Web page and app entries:
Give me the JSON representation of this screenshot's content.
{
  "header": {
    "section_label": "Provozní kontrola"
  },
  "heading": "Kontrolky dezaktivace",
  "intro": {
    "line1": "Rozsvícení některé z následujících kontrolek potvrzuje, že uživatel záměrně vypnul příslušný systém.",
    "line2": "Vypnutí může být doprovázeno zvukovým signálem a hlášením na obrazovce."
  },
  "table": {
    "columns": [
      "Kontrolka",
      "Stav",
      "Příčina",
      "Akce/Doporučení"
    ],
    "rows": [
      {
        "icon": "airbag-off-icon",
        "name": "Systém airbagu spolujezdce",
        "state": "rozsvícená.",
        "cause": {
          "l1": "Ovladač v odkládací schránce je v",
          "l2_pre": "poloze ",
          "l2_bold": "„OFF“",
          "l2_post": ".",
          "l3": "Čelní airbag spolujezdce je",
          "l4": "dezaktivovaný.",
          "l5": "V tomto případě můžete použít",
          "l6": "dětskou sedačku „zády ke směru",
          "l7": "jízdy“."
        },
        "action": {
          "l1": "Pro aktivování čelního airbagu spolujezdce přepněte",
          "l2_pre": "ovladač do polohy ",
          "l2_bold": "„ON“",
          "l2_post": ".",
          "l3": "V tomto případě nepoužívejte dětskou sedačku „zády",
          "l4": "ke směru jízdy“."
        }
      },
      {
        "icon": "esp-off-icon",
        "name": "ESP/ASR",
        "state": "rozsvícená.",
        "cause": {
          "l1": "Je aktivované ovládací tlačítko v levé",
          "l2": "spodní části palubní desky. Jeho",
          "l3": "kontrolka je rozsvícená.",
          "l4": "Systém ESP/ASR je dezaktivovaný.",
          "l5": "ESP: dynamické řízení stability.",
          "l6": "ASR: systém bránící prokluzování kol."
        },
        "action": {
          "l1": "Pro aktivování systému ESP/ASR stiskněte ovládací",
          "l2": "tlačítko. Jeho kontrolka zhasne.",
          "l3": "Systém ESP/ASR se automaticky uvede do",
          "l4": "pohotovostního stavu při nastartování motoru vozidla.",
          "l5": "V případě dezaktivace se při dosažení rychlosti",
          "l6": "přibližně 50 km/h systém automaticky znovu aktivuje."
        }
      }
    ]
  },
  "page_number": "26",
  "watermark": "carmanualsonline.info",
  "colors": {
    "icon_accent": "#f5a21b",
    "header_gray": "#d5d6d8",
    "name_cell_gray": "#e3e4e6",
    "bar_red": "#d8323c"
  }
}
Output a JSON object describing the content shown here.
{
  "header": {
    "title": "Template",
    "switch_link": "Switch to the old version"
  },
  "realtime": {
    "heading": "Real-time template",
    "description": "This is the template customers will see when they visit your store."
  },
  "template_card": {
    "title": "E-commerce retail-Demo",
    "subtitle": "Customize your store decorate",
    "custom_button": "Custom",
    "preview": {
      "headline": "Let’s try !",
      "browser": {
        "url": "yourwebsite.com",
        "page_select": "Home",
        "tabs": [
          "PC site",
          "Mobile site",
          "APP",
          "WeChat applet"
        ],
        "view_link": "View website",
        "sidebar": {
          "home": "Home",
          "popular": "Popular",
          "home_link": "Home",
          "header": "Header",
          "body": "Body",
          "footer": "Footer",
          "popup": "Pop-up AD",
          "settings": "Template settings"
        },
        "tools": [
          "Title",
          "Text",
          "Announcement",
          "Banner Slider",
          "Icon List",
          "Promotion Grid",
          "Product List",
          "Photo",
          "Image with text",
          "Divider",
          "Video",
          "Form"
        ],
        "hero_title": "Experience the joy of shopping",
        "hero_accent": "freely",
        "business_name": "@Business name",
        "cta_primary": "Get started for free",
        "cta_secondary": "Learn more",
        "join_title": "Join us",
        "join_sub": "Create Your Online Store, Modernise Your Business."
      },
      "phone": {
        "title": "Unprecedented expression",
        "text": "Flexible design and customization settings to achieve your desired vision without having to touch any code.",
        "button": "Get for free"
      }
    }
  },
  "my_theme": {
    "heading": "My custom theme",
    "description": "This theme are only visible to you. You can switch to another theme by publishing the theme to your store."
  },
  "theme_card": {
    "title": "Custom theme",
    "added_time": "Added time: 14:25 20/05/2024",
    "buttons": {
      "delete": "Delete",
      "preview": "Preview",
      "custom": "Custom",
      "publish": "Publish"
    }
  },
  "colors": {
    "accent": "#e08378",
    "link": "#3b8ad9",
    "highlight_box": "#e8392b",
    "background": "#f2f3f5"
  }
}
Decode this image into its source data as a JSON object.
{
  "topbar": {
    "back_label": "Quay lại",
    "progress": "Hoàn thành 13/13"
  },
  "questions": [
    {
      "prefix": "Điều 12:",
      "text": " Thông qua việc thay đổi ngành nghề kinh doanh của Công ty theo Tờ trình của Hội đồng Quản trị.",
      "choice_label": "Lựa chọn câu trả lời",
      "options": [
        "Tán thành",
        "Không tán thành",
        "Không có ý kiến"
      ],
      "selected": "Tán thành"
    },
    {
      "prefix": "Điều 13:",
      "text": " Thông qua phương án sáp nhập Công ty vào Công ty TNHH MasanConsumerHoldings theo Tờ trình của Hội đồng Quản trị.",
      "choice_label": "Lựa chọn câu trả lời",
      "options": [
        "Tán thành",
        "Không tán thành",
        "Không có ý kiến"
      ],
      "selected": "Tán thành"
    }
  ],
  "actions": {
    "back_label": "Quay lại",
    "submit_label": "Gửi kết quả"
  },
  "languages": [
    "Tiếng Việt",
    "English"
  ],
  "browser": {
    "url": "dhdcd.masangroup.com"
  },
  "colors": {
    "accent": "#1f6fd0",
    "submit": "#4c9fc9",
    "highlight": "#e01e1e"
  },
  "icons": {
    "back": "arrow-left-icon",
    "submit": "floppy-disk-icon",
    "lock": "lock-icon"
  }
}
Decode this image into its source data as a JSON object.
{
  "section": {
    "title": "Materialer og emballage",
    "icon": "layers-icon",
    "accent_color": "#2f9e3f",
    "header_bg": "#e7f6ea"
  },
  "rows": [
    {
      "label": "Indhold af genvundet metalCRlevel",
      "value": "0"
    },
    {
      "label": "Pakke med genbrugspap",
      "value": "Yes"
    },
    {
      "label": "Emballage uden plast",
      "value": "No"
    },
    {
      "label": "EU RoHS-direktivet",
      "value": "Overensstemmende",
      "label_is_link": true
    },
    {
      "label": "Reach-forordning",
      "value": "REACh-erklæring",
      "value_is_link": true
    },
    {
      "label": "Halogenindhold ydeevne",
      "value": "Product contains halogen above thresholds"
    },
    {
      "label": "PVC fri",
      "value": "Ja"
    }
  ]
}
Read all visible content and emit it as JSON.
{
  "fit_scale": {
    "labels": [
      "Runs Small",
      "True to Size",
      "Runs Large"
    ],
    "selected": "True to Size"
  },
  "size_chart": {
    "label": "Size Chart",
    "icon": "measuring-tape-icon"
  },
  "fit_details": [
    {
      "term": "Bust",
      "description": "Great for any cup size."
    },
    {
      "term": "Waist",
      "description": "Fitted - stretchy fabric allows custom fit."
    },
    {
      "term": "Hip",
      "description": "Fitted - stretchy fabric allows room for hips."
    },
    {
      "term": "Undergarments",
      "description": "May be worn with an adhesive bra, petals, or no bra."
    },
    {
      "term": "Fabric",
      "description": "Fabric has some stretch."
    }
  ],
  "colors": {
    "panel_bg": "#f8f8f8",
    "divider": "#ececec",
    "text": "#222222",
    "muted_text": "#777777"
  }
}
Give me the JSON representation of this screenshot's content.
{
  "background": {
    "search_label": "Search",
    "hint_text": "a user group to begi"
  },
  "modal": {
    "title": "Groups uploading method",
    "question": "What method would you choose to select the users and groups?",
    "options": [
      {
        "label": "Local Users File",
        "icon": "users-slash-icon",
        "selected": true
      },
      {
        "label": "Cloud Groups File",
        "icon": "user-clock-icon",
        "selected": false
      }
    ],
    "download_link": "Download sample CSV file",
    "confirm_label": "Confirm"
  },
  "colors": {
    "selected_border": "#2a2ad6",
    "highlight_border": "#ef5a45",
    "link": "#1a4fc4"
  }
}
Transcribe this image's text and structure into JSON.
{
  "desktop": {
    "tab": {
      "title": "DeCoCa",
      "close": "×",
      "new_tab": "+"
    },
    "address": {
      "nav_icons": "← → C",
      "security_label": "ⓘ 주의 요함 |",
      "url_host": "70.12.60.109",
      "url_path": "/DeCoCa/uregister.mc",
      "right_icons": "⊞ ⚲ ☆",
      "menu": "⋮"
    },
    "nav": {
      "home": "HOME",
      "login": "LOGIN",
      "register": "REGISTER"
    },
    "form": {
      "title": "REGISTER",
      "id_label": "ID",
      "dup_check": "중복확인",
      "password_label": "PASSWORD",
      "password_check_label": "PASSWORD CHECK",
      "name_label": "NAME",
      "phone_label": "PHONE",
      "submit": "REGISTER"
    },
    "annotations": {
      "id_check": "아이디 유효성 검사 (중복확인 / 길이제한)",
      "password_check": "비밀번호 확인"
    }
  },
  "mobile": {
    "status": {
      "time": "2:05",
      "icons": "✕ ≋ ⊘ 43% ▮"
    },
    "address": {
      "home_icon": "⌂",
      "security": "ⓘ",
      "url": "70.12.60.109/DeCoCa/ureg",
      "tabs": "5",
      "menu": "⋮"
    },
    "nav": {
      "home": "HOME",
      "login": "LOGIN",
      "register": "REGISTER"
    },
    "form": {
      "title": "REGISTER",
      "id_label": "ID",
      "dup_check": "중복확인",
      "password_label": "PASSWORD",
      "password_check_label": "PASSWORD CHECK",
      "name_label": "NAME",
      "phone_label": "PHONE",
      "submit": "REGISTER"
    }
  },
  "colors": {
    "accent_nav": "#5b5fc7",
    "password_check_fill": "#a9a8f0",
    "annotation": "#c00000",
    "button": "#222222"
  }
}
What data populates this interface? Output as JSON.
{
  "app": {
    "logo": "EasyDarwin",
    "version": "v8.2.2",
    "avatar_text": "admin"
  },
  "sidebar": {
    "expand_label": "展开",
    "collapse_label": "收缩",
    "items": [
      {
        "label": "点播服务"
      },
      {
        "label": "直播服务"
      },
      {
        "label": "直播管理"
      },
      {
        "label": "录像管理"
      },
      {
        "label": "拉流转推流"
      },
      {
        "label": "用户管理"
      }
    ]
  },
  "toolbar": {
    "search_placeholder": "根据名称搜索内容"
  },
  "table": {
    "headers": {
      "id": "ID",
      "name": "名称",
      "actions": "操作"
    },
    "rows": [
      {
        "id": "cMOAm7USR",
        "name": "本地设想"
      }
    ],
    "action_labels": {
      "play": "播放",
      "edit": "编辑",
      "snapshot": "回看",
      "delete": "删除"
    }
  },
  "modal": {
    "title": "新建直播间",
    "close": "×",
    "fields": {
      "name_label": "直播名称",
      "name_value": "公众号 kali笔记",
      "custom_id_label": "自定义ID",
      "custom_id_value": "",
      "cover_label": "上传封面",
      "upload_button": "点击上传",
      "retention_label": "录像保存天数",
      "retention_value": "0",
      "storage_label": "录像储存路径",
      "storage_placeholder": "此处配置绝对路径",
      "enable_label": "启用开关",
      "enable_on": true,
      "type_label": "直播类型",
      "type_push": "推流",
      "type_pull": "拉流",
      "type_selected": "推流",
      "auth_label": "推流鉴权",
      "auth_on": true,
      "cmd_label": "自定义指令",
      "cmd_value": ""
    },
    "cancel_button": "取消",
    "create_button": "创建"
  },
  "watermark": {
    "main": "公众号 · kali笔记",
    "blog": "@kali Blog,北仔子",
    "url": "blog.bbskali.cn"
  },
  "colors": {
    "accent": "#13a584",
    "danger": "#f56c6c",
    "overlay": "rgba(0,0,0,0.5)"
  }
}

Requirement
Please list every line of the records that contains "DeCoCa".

Result of this exercise
      "title": "DeCoCa",
      "url_path": "/DeCoCa/uregister.mc",
      "url": "70.12.60.109/DeCoCa/ureg",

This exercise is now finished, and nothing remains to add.